EXERCISE INSTRUCTIONS: Copy out each line featuring the string "legend" from the entries beneath.

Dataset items
□ □ □ □ □

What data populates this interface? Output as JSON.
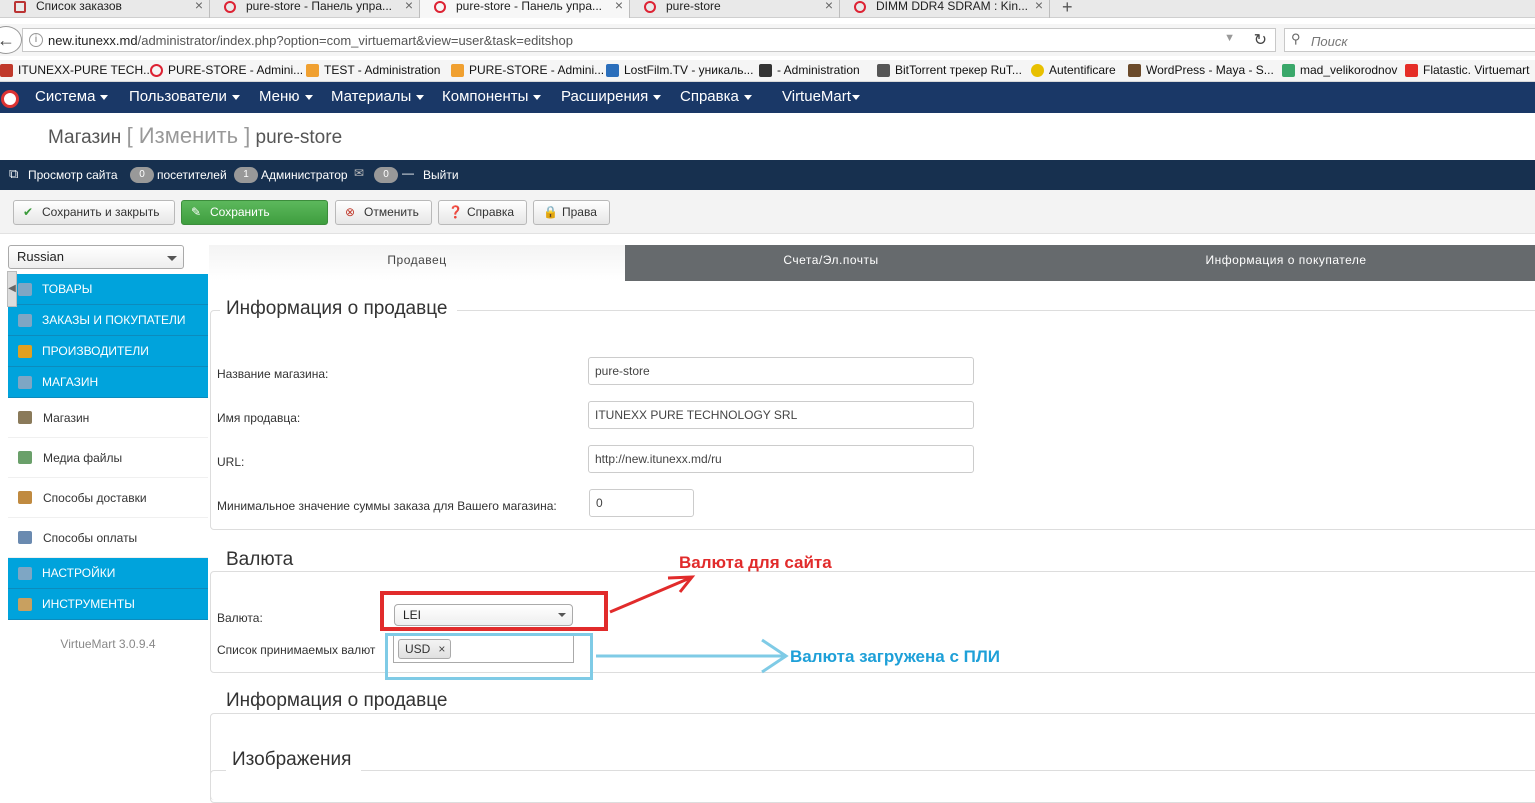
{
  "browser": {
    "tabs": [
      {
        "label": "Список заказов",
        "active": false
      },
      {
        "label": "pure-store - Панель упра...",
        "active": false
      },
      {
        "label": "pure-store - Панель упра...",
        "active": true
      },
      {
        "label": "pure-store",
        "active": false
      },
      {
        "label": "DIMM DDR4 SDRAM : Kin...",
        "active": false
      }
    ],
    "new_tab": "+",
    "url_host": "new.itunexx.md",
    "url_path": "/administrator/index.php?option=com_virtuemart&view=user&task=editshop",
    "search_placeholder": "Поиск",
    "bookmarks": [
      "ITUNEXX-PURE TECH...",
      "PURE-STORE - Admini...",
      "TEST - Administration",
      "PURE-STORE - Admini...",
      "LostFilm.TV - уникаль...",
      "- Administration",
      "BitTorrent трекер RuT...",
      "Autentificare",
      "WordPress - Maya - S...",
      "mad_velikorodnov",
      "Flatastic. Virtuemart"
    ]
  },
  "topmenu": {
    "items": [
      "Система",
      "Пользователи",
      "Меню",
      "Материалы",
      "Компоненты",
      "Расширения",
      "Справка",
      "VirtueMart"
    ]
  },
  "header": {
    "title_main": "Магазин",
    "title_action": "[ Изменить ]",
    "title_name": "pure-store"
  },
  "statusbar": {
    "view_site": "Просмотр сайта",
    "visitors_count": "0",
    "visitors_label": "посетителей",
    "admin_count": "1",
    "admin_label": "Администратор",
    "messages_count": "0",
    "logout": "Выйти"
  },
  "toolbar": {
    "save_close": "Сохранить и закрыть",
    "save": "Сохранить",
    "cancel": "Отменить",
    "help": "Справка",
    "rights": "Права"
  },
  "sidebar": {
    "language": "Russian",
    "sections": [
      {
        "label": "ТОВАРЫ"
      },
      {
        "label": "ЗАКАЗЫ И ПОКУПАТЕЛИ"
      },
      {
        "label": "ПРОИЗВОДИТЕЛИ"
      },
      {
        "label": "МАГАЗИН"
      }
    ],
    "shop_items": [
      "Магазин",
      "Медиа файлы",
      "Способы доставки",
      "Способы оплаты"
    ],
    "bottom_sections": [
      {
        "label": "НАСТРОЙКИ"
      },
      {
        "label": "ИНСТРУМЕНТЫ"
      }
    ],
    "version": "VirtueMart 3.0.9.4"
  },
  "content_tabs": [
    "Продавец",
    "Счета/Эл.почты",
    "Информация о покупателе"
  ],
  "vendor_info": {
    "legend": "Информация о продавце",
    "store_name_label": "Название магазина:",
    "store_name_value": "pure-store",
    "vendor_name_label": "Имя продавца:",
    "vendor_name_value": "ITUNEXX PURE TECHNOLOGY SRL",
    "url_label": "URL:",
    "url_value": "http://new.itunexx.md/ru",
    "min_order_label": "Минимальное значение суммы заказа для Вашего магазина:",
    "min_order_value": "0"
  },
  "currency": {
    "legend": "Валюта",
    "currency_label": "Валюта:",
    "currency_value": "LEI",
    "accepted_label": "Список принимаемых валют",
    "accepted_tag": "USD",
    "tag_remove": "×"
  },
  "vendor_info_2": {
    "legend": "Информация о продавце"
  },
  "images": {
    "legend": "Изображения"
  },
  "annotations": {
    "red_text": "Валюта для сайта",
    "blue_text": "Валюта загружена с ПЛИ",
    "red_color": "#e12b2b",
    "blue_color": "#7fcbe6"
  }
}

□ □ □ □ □

SOLUTION TO THE PROBLEM:
    "legend": "Информация о продавце",
    "legend": "Валюта",
    "legend": "Информация о продавце"
    "legend": "Изображения"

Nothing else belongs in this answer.